Records from a data collection:
--------
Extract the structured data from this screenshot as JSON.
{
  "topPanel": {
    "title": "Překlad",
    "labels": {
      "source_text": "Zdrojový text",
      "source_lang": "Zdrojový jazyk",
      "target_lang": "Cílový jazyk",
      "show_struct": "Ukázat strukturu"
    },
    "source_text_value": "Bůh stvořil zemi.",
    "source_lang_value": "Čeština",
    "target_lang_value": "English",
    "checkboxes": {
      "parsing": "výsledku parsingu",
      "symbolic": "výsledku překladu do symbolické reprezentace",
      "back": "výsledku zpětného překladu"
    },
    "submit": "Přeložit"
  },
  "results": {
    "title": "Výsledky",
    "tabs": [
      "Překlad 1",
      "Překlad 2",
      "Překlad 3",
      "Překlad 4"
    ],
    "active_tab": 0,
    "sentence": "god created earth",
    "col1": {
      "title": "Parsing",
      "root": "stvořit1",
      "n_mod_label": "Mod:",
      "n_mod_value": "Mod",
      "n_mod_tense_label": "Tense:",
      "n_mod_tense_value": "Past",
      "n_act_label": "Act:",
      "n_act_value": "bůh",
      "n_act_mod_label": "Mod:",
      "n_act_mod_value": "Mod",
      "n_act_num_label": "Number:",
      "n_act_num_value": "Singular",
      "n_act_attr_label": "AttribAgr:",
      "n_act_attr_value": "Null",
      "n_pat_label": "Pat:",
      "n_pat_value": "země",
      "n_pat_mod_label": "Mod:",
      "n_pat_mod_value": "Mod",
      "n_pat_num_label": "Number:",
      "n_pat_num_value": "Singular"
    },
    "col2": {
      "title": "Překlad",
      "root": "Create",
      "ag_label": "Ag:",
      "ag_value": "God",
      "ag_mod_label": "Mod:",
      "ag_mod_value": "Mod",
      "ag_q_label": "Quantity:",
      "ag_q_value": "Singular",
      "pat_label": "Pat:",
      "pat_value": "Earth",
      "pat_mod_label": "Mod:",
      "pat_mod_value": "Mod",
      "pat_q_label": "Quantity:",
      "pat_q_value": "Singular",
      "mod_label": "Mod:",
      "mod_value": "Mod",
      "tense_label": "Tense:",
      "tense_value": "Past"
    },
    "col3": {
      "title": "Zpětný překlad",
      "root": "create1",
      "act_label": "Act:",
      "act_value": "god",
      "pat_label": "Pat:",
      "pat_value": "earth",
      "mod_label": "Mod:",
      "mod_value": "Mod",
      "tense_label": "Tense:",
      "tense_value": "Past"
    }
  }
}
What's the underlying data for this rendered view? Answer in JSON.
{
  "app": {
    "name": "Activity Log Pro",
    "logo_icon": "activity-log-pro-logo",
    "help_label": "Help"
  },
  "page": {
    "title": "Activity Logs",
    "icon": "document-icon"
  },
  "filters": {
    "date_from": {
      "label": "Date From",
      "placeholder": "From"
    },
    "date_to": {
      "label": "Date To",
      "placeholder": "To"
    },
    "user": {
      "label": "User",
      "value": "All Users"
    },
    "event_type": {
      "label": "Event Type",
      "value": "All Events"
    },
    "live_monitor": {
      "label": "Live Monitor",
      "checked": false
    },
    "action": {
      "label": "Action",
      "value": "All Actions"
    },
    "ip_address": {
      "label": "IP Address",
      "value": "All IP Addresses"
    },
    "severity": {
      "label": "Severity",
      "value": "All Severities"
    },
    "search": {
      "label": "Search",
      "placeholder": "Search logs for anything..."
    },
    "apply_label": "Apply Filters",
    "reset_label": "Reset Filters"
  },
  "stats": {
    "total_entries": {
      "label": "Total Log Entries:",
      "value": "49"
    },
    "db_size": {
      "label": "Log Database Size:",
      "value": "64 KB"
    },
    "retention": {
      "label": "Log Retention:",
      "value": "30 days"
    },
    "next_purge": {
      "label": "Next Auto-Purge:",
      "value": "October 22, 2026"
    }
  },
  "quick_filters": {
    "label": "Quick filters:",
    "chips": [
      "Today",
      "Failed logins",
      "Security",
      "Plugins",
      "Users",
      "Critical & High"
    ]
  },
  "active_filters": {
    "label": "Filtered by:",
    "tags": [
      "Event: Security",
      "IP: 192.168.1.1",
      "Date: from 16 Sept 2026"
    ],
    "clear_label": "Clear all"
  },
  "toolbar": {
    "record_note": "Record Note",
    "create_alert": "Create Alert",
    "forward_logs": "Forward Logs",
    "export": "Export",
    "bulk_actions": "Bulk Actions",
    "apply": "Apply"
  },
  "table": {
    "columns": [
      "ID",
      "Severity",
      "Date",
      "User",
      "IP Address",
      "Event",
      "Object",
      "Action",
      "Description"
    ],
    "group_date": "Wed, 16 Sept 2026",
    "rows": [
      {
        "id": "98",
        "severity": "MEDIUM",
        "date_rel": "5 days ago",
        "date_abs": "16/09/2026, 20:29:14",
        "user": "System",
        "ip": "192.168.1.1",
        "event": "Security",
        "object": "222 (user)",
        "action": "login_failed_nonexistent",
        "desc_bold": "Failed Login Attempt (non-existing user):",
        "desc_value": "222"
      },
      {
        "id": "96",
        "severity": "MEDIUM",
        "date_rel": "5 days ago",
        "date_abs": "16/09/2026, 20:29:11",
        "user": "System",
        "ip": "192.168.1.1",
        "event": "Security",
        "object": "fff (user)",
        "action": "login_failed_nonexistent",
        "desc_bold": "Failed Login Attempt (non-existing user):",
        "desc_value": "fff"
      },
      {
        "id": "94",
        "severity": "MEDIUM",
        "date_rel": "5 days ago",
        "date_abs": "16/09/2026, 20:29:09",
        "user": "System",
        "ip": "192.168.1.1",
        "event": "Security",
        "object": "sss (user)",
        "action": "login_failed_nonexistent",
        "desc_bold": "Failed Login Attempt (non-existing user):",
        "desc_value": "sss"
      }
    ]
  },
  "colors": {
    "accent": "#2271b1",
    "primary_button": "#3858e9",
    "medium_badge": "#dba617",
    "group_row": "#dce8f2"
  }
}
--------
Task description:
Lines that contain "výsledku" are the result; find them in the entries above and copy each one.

Task solution:
      "parsing": "výsledku parsingu",
      "symbolic": "výsledku překladu do symbolické reprezentace",
      "back": "výsledku zpětného překladu"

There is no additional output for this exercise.